▸ Data about app and page elements:
◇ ◇ ◇ ◇ ◇

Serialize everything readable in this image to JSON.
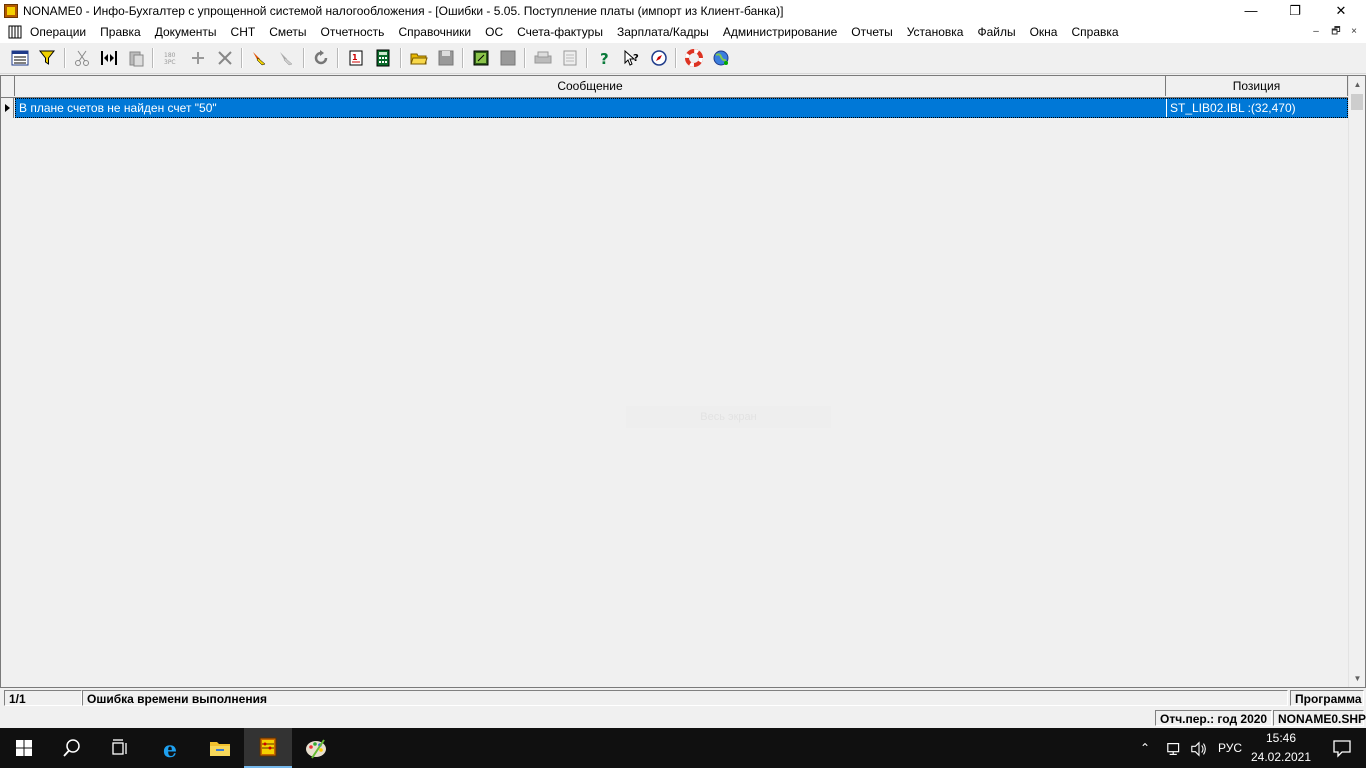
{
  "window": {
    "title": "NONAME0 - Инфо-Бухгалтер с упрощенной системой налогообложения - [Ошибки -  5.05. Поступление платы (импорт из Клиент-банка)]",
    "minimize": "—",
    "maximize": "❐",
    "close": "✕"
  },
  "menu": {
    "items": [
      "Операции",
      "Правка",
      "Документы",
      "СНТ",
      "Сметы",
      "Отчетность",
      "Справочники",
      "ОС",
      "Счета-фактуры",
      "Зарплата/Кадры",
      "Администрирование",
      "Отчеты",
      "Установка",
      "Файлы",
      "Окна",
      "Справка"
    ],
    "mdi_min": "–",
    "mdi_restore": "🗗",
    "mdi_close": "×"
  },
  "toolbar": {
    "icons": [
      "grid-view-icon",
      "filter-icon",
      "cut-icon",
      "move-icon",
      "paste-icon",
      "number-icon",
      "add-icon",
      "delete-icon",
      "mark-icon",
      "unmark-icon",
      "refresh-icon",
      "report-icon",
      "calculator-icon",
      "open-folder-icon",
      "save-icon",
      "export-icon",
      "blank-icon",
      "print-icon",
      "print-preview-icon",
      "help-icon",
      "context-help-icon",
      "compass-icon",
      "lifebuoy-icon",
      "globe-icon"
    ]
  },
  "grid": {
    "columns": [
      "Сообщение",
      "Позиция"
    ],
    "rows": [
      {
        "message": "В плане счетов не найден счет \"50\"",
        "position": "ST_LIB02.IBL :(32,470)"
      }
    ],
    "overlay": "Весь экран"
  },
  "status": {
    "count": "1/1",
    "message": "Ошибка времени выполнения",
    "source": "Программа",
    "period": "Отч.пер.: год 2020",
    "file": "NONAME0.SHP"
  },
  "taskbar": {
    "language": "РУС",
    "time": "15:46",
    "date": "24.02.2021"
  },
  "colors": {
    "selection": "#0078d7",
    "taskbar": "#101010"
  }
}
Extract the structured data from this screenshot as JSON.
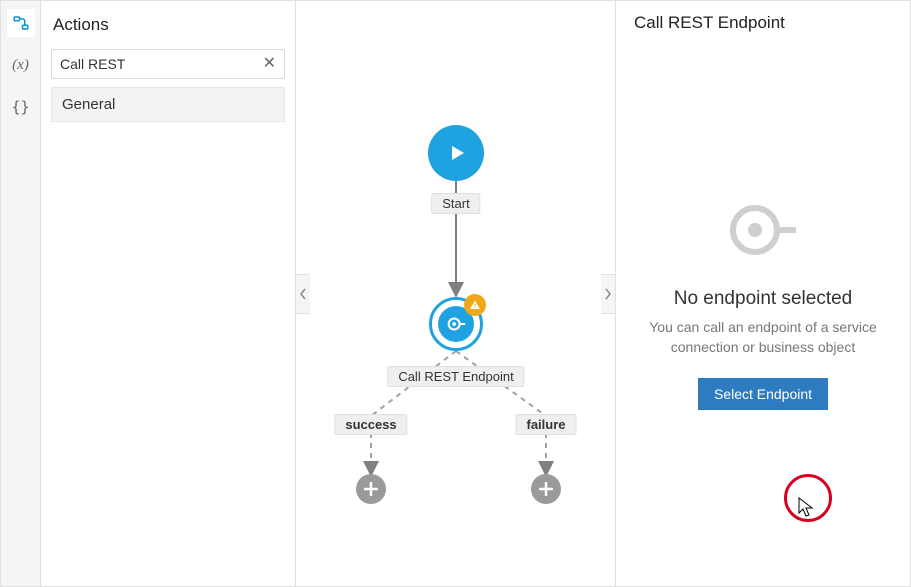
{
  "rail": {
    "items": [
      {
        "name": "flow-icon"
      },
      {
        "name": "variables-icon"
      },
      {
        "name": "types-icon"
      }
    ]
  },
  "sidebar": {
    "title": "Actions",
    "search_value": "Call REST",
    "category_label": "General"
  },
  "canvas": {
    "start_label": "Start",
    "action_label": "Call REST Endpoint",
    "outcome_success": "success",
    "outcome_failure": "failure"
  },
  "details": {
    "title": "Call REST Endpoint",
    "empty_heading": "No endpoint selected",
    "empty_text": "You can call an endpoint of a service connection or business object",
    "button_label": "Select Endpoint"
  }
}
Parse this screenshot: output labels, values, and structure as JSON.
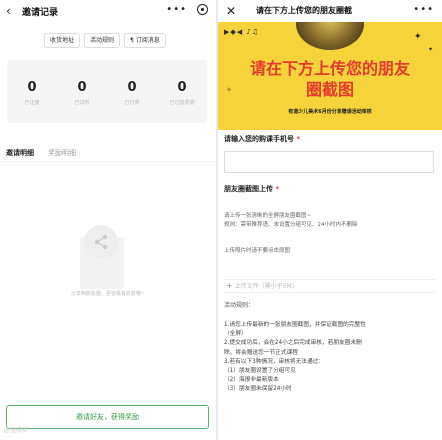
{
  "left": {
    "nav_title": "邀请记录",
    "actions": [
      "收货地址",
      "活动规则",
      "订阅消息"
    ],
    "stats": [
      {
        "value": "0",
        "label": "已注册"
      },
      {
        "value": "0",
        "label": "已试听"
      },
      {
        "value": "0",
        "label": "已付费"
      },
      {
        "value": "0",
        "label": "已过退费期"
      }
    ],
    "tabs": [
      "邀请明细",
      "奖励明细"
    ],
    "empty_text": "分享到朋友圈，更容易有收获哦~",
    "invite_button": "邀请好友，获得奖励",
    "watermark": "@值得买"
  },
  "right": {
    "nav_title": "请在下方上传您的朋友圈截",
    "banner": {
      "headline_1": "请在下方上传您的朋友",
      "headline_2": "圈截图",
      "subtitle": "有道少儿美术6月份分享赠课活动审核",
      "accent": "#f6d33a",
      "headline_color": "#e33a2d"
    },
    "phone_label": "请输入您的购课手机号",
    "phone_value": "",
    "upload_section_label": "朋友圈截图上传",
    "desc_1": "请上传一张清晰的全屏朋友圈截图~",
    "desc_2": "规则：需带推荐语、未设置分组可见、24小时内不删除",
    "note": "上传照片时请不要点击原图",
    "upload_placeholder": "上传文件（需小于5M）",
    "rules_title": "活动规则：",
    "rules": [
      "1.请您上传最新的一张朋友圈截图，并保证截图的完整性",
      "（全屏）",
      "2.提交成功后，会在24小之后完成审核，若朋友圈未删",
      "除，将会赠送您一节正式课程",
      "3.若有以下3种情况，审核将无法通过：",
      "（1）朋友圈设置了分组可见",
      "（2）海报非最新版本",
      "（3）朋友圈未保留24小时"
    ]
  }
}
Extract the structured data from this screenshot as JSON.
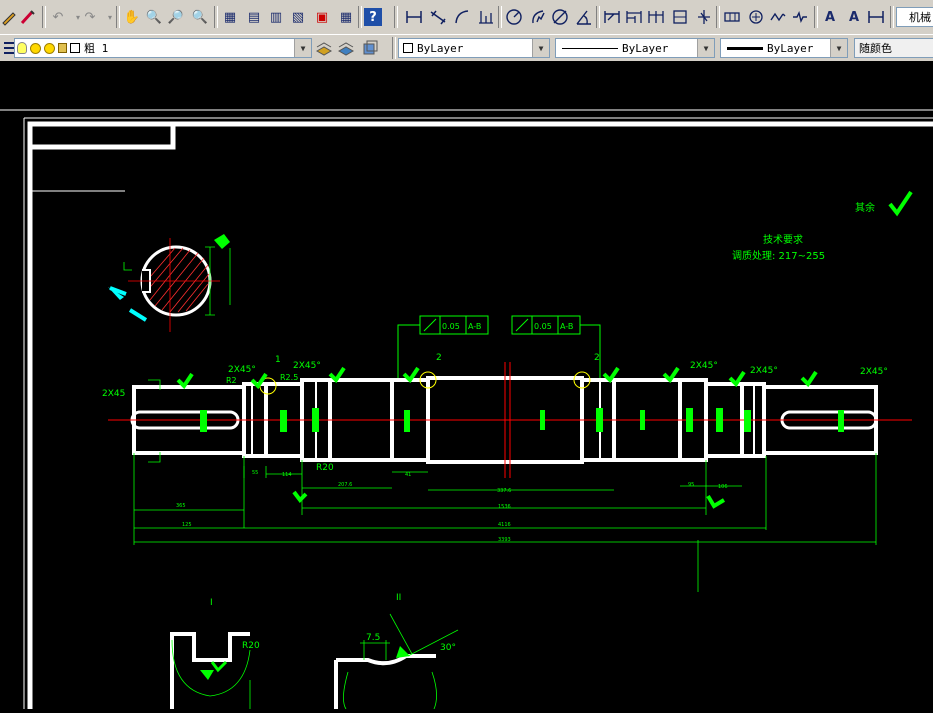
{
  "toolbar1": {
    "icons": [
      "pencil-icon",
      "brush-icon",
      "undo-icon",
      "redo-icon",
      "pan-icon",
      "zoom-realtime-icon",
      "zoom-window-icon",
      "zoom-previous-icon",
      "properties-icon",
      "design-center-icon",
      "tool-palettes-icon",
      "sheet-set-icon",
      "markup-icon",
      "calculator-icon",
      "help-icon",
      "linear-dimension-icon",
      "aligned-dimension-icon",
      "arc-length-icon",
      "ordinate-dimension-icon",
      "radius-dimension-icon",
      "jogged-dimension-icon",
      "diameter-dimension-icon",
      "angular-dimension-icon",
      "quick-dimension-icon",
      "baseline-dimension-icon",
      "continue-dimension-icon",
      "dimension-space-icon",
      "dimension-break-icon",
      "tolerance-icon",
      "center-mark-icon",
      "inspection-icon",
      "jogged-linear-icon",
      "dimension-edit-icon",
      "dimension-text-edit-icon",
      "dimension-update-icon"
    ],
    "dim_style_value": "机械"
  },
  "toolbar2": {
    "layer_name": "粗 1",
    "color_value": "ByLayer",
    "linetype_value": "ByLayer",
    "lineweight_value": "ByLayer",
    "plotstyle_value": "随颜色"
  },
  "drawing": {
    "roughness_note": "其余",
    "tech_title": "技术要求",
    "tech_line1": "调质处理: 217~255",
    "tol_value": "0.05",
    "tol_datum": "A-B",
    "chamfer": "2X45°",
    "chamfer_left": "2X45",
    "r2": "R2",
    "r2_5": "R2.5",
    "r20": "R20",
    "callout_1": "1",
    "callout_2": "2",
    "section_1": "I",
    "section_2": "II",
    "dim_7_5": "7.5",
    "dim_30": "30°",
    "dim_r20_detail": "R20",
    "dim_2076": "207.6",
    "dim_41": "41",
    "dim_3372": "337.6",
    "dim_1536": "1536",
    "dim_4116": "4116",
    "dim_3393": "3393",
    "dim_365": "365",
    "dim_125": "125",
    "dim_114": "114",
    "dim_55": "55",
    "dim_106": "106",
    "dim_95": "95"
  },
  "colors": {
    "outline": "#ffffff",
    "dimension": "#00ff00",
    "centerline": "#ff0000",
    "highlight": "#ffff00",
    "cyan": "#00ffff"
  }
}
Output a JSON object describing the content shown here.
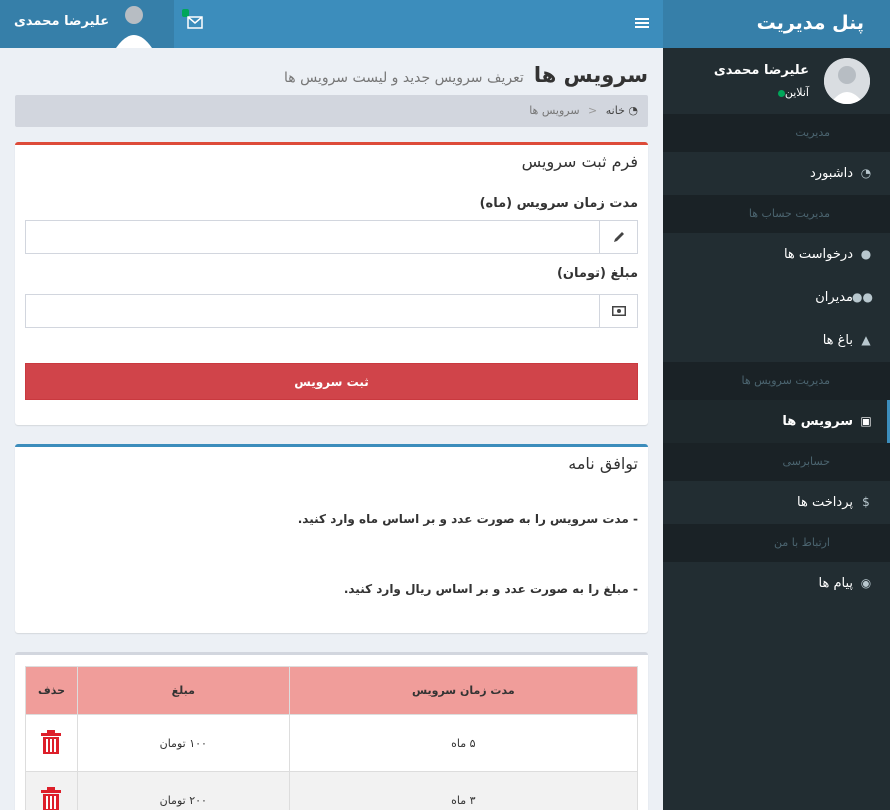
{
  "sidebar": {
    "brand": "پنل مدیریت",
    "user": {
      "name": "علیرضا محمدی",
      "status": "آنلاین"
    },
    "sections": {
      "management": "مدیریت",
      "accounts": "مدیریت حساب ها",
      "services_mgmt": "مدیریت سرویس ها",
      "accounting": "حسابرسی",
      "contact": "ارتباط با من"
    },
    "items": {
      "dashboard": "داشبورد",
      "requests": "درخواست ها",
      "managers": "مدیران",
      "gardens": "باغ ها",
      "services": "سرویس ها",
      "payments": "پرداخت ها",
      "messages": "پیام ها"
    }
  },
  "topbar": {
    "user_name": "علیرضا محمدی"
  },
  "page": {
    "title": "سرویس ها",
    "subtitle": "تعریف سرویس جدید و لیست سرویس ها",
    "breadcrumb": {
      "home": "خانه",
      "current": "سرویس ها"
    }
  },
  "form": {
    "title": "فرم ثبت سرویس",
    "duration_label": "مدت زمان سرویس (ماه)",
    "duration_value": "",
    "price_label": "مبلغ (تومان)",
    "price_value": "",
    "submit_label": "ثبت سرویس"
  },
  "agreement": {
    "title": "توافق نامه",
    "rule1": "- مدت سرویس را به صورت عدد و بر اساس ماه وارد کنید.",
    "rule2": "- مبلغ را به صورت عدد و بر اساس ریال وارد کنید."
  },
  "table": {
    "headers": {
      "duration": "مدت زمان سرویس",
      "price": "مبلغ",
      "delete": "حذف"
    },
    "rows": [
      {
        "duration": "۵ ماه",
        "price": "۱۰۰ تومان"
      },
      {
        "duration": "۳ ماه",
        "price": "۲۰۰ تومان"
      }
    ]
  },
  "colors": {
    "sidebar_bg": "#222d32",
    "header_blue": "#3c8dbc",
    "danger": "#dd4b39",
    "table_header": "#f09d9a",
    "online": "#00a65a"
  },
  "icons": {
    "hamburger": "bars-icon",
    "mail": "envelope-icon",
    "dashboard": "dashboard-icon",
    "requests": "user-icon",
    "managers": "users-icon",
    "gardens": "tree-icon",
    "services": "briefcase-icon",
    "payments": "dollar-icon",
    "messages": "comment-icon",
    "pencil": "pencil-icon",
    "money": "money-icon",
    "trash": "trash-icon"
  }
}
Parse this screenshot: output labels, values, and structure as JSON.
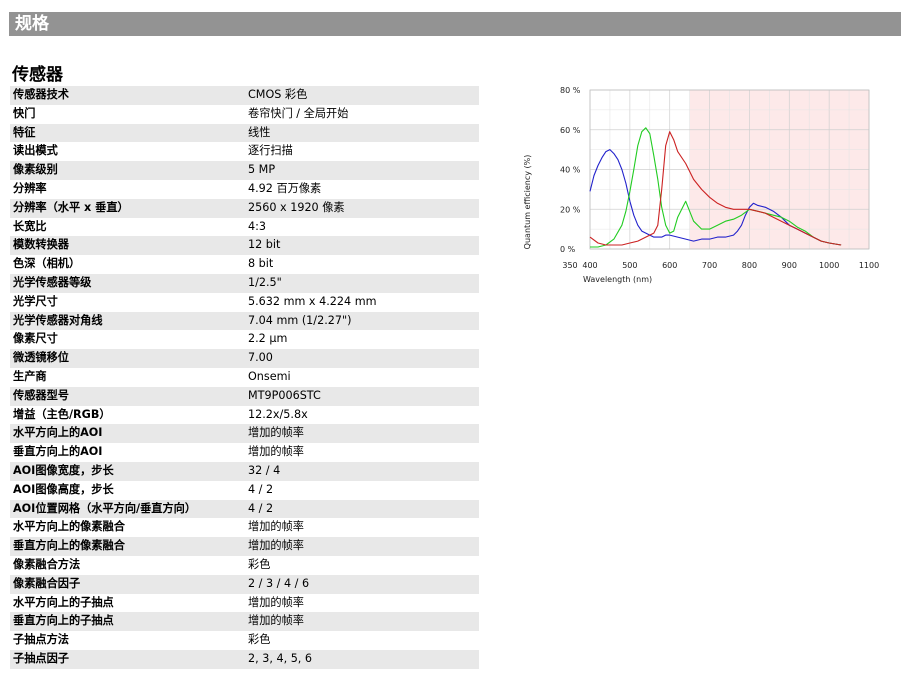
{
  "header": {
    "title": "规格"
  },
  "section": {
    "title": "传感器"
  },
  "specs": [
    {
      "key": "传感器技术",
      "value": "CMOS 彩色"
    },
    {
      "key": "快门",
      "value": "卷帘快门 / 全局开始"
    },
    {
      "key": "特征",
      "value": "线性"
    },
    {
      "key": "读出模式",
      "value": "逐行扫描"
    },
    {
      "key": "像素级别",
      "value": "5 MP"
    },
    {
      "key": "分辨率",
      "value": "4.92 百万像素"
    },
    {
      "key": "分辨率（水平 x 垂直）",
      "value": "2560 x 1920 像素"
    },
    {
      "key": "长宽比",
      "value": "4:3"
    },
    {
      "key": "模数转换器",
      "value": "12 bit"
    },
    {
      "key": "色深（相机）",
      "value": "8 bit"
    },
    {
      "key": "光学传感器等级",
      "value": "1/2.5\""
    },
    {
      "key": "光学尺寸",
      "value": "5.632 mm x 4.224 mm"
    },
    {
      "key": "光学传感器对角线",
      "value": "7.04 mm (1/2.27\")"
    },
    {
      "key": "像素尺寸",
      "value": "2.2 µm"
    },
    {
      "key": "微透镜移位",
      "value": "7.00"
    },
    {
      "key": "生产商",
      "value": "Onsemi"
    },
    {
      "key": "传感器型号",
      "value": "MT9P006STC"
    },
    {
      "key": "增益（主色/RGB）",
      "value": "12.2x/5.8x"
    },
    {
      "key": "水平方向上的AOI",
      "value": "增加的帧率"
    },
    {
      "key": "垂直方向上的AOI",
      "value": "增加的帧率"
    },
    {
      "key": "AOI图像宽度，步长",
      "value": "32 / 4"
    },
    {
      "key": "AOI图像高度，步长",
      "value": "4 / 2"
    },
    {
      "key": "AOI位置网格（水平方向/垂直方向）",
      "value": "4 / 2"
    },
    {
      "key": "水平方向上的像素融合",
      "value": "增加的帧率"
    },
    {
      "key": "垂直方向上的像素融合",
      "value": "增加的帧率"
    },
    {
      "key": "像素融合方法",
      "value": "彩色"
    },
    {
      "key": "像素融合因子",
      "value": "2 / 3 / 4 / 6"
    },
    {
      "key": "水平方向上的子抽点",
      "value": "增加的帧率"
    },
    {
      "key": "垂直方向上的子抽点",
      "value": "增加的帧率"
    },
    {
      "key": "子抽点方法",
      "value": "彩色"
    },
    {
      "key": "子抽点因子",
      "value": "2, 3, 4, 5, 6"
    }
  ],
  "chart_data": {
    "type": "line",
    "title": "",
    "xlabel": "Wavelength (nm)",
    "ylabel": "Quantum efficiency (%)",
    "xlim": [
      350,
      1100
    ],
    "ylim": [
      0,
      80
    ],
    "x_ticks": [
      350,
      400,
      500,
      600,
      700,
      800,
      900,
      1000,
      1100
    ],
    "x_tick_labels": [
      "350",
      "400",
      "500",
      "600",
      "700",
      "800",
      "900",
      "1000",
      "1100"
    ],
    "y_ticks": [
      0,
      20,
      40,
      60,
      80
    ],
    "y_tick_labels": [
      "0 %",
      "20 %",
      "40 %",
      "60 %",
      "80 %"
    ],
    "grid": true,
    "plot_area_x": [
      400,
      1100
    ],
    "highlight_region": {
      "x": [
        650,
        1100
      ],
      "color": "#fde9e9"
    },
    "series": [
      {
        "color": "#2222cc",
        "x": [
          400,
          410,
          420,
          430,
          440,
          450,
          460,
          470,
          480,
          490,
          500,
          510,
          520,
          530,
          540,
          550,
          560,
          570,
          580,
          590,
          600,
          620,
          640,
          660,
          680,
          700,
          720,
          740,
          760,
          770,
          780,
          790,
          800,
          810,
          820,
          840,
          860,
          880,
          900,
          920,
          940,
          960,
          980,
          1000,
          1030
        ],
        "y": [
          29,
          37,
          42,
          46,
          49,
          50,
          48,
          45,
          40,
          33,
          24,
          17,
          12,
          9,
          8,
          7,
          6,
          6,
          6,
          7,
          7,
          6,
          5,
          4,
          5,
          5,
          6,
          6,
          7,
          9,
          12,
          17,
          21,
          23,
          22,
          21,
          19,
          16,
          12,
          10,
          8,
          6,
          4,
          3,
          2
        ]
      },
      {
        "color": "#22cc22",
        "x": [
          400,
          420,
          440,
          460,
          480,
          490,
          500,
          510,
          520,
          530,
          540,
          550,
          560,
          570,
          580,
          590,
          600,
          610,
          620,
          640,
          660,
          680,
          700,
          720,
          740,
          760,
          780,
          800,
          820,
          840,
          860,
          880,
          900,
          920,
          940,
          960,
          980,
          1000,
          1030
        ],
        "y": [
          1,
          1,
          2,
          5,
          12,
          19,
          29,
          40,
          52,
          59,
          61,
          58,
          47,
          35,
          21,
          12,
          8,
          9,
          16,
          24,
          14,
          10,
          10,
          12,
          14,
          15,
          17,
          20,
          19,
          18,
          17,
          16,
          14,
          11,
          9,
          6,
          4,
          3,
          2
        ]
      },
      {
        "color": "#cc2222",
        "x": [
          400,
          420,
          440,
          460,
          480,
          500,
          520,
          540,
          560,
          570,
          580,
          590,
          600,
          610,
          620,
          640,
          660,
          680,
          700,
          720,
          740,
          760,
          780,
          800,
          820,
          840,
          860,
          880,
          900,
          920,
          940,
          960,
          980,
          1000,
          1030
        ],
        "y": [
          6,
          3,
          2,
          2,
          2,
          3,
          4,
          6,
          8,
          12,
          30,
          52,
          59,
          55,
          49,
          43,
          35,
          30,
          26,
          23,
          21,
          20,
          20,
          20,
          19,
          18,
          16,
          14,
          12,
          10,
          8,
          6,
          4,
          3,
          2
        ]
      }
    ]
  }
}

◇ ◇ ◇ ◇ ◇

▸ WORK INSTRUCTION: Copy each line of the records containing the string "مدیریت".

▸ FINAL ANSWER:
    "brand": "پنل مدیریت",
      "management": "مدیریت",
      "accounts": "مدیریت حساب ها",
      "services_mgmt": "مدیریت سرویس ها",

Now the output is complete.